Week of Prayer for Christian Unity
By: Chris Brittain
I am delighted to join with you to worship this morning and am grateful to Father Rice and the community here at St. Basil’s for the kind invitation. I bring greetings from the students and staff at Trinity College.
Today we’re offered the words from John’s Gospel that are the theme of this year’s celebration of the Week of Prayer for Christian Unity: “Abide in my love and you shall bear much fruit.” This is an appropriate text to focus on this week as we are encouraged to reflect on and pray for the ecumenical efforts of the churches in pursuit of Christian unity.
The document, Walking Together on the Way, produced by the Third Anglican-Roman Catholic International Commission in 2017, identifies many of the benefits of working together for Christian unity. ARCIC III encourages us to, “explore what God has given to our [dialogue] partners which … is also meant to be a gift for us.” Ecumenical engagement, in other words, helps us recognize that “what we lack God might give us through the other.” This spirit of “receptive ecumenism” reminds us that we have much to learn and to gain from reaching beyond ourselves in dialogue and partnership, so that we might continually renew our commitment to work with our fellow Christians to pursue that unity among the disciples that Jesus prays for in chapter 17 of John’s gospel.
Today’s reading from chapter 15 helps prepare us to better understand this call to live as one. For today’s gospel reminds us that one cannot talk about the activity of Christians, or of any moral action we might seek to undertake, without also talking about Jesus. For the goal of our response to the ecumenical calling to live as one is not merely that we seek to become better versions of ourselves; rather it is a calling to inhabit and manifest the identity of Christ.
The imagery of the vine in John 15 reminds us that, apart from the vine, we ‘branches’ can do nothing. This is a theme we also often encounter in Paul’s writing, such as in Galatians 2:20, when he writes, “it is no longer I who live, but it is Christ who lives in me.” As such, when we contemplate the meaning of ecumenism, or the notion of working for greater unity with Christians of other traditions, we should not simply equate this with a moral duty, or some kind of ecclesial self-improvement project; rather, it is a call to live according to today’s words from Jesus, “Abide in me as I abide in you.” By seeking greater unity, we are not simply seeking to follow Christ’s example; we are also being led to participate in him – to live in Christ.
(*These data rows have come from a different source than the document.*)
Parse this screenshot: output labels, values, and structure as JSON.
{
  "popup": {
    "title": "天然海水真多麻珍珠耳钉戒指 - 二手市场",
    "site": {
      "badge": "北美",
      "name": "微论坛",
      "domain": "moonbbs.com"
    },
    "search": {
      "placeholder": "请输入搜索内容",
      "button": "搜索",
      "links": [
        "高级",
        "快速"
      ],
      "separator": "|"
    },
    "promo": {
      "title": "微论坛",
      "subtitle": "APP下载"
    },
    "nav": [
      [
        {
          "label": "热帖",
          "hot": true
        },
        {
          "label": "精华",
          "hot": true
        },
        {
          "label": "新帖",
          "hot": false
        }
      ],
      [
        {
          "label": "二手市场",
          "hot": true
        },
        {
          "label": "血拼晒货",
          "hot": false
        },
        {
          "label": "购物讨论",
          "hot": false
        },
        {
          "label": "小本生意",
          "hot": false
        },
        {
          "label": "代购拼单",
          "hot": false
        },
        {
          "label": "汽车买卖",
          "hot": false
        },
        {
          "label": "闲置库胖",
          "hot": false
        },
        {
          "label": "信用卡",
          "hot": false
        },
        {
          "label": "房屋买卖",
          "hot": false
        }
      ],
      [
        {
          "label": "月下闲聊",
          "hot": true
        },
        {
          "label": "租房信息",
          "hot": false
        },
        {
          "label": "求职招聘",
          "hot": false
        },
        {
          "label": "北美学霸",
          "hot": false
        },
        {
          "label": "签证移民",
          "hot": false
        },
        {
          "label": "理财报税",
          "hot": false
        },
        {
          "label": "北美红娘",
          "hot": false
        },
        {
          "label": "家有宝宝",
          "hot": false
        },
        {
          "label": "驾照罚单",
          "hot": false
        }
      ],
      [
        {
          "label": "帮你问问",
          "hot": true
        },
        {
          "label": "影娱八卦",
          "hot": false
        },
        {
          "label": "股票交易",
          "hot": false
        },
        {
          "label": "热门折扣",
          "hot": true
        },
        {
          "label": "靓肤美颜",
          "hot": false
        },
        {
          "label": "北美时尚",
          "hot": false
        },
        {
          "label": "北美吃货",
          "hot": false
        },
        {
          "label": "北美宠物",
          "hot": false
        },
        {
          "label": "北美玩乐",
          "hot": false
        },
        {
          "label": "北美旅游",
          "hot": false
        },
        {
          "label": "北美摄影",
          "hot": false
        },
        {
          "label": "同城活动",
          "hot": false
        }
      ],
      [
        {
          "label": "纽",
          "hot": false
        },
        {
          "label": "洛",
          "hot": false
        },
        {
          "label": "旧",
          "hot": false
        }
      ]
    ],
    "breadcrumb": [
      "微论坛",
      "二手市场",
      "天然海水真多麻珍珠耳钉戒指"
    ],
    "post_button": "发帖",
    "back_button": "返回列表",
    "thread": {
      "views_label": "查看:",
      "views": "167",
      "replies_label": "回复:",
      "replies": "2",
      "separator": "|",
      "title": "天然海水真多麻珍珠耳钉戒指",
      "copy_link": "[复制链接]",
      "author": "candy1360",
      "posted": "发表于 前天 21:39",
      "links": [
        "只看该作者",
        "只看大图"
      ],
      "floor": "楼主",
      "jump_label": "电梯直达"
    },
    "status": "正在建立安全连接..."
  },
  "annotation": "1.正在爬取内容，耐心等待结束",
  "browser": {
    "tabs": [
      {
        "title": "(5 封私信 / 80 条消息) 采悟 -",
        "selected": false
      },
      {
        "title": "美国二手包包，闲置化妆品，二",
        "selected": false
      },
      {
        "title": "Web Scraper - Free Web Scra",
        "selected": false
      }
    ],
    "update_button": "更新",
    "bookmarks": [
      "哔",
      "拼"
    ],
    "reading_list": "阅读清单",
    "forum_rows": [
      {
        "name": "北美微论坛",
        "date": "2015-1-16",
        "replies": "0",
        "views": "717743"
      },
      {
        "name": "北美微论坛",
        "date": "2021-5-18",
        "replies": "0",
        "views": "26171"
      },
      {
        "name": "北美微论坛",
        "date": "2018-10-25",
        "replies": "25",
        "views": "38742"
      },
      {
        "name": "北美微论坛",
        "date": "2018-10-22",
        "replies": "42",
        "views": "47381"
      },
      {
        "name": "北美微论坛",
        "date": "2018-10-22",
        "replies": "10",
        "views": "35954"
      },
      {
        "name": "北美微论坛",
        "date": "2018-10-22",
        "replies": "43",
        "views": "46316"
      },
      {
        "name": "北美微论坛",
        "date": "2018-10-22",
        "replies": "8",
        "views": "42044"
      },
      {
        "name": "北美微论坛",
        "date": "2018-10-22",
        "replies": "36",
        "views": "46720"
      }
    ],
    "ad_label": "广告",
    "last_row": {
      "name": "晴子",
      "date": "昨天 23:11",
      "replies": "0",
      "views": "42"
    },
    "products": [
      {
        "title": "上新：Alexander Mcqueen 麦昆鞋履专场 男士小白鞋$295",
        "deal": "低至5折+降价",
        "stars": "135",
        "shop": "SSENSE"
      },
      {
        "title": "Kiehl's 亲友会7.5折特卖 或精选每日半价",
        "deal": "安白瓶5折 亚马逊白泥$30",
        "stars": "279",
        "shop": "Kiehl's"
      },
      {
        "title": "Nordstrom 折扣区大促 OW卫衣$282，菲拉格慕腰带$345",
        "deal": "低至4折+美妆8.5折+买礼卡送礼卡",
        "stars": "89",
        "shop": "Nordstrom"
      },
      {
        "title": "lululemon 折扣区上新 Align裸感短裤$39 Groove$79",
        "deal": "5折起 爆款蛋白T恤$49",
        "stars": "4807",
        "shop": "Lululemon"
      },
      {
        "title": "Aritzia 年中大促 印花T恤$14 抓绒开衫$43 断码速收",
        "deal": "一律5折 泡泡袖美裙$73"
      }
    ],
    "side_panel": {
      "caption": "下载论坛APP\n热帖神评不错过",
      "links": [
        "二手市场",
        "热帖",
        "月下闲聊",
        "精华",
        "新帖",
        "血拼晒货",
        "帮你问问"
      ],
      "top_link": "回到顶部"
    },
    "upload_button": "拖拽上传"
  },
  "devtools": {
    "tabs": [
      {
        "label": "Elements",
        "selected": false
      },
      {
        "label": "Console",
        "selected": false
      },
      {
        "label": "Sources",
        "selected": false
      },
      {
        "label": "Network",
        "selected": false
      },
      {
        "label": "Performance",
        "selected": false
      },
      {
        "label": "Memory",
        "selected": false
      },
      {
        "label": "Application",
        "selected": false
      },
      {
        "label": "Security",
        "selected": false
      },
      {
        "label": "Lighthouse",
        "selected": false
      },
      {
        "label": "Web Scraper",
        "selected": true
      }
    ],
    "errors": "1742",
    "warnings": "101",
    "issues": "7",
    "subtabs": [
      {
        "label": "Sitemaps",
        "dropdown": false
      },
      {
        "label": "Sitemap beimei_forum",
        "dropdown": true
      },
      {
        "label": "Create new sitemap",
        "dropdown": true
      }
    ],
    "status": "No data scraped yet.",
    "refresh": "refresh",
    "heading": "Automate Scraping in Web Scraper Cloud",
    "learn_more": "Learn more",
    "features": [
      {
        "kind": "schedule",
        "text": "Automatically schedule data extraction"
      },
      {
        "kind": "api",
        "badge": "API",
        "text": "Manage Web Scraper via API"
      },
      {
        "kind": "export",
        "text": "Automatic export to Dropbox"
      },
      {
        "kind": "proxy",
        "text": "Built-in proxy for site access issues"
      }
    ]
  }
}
As we enter into the Week of Prayer for Christian Unity, it is helpful to be reminded of this, not only because it spares us the delusion of presuming that living as we ought is something we can achieve based solely on our own effort. Apart from God we can do nothing. Equally important is the clarification we are offered in John’s Gospel that, when we turn outward towards the other, and thus towards Christ, we are not engaged in effacing our own particular identities. As we respond to the invitation to “abide in Christ,” we are neither being absorbed nor possessed by Jesus. It is rather that we are no longer self-contained, left to our own devices, or remain narrowly self-reliant. Abiding in Christ means we are constituted by our relationships, that we are part of one another – branches joined to the one vine. As such,
through relationships with our fellow Christians, it is not that we are being made to become more like our neighbours, or less like ourselves; instead, we are becoming – together – more like Jesus.
What we pray for, then, during the Week of Prayer for Christian Unity is not that we become less Roman Catholic, or Anglican, Lutheran, Reformed, or other expression of Christianity. It is, rather, that we are called to become more like Christ, precisely through our own particularity, while in intentional relationship with our fellow disciples of Jesus. This is why prayer is an appropriate symbol of our ecumenical calling, and the appropriate spiritual discipline for us to adopt in pursuit of this vision. It is in prayer that we recognize that we are not ourselves – that we relate to God, in God, through God. In prayer and
worship, we experience our participation being determined by Christ’s participation in and with us.
May our prayer and that of our churches, be this week that we be led to abide in Christ – together – so that together, in Christ and empowered by the Holy Spirit, we may bear much fruit in a world that so desperately needs to be fed with the food that is life giving. May Christ live in us all, now and forever. Amen